An initial reconstruction was completed in 1999. It consists of two main constructions connected by a smaller one, where the entrance is located. After an international competition completion of the project was awarded to Odile Decq. After the work was completed in 2010, the introduction of a new wing, tripled the available exposition space. A terrace was added, as were a bookstore, a restaurant/bar and even a parking space.

A big part of the permanent collection has spent the 20th century being moved from one museum to another. The first works were housed in the Palazzo Caffarelli and included a woman’s bust by Rodin, donated by the artist himself and the very first piece of the collection. In 1938 the collection was moved to the Galleria Nazionale d’Arte Moderna and in 1949 to the Palazzo Braschi. From 1963 until 1981, when it was closed for restoration, the collection resided in the Palazzo delle Esposizioni.

Until 1995 the collection was returned to the Palazzo Braschi, where it was kept in storage. After a brief interlude, when 150 works were exhibited in a former convent, the first parts of the present MACRO were opened to the public.

Via Nizza, 138 – Rome

Salario District Rome

Salario is Rome‘s 4th and smallest quartiere. It is named for the old Roman consular road Via Salaria, which crosses Italy to end in Porto d’Ascoli on the opposite coast.

Salario District Rome (Quartiere IV)

Salario used to be bigger but in 1926 was divided into Salario and Savoia. Savoia is the name of Italy’s former royal family. The name of this district was changed to Trieste after world war II when the Royal family was forced to abdicate.

Until the end of the 19th century, when a lot of construction work was being done in Rome, there were hardly any inhabitants on the other side of the Porta Pia, also because a big part of the area was occupied by huge villa’s like the – still existing – Villa Albani.

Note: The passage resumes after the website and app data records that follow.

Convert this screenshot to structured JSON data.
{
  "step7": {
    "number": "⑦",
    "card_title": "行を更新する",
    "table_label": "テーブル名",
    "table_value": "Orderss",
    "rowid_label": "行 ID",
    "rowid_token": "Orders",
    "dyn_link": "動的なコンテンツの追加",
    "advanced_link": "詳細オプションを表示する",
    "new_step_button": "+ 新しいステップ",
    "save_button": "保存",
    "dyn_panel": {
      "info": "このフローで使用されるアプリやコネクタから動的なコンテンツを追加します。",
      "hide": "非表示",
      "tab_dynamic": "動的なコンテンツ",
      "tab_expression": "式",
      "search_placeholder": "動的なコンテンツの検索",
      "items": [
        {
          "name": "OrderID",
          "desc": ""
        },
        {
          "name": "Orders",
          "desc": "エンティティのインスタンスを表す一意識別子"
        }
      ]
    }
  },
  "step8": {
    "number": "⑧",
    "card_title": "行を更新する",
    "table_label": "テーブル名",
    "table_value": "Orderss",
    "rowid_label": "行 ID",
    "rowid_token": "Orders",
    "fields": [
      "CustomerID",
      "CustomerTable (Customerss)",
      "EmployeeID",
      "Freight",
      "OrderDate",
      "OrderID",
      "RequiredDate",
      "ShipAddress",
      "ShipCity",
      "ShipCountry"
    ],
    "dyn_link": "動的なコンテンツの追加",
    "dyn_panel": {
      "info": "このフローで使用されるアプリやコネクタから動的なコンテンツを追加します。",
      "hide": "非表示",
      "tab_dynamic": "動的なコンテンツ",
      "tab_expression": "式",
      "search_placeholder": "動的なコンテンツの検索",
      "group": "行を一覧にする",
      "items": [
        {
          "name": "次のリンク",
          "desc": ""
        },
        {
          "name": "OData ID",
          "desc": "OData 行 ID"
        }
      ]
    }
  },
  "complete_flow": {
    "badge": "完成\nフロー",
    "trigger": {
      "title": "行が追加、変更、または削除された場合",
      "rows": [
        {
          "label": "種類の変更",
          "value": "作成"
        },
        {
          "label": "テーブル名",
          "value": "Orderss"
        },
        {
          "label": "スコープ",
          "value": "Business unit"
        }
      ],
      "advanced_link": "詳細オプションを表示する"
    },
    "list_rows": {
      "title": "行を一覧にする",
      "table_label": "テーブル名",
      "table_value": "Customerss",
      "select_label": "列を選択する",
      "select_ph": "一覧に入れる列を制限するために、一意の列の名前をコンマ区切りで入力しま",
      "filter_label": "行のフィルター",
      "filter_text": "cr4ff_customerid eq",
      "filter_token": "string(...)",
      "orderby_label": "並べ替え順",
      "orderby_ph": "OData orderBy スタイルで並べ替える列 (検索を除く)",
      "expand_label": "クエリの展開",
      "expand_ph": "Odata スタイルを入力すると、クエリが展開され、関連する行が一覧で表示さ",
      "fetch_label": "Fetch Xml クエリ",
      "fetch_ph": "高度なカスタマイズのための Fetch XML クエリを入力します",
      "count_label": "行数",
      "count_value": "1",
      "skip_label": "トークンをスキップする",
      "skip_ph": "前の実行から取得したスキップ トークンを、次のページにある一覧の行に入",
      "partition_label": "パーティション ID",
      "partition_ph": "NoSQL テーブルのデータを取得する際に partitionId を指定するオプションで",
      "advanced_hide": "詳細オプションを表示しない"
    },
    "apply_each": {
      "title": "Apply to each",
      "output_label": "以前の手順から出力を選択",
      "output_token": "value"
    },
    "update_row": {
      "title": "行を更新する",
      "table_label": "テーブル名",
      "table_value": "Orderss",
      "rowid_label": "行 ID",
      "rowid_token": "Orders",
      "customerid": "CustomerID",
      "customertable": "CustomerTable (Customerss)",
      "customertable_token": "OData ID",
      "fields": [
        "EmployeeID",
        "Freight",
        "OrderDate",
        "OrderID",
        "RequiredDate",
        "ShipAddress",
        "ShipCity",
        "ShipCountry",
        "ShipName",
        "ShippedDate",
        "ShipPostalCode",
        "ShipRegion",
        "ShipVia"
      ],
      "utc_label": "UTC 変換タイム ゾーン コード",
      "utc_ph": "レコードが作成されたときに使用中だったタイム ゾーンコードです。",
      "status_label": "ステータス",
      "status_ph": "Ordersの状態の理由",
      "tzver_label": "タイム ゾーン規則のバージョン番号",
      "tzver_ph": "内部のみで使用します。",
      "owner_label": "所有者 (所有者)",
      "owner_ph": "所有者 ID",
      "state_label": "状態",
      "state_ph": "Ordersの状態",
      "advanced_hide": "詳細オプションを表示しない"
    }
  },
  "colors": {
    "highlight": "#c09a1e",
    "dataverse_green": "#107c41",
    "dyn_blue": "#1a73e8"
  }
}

There are not very many tourist attractions in the quartiere Salario. Apart from the above-mentioned Villa Albani the MACRO Museum and the Catacombs of Santa Felicita are worth mentioning. The MACRO Museum is housed in an old Peroni beer brewery.

Salario (Quartiere IV)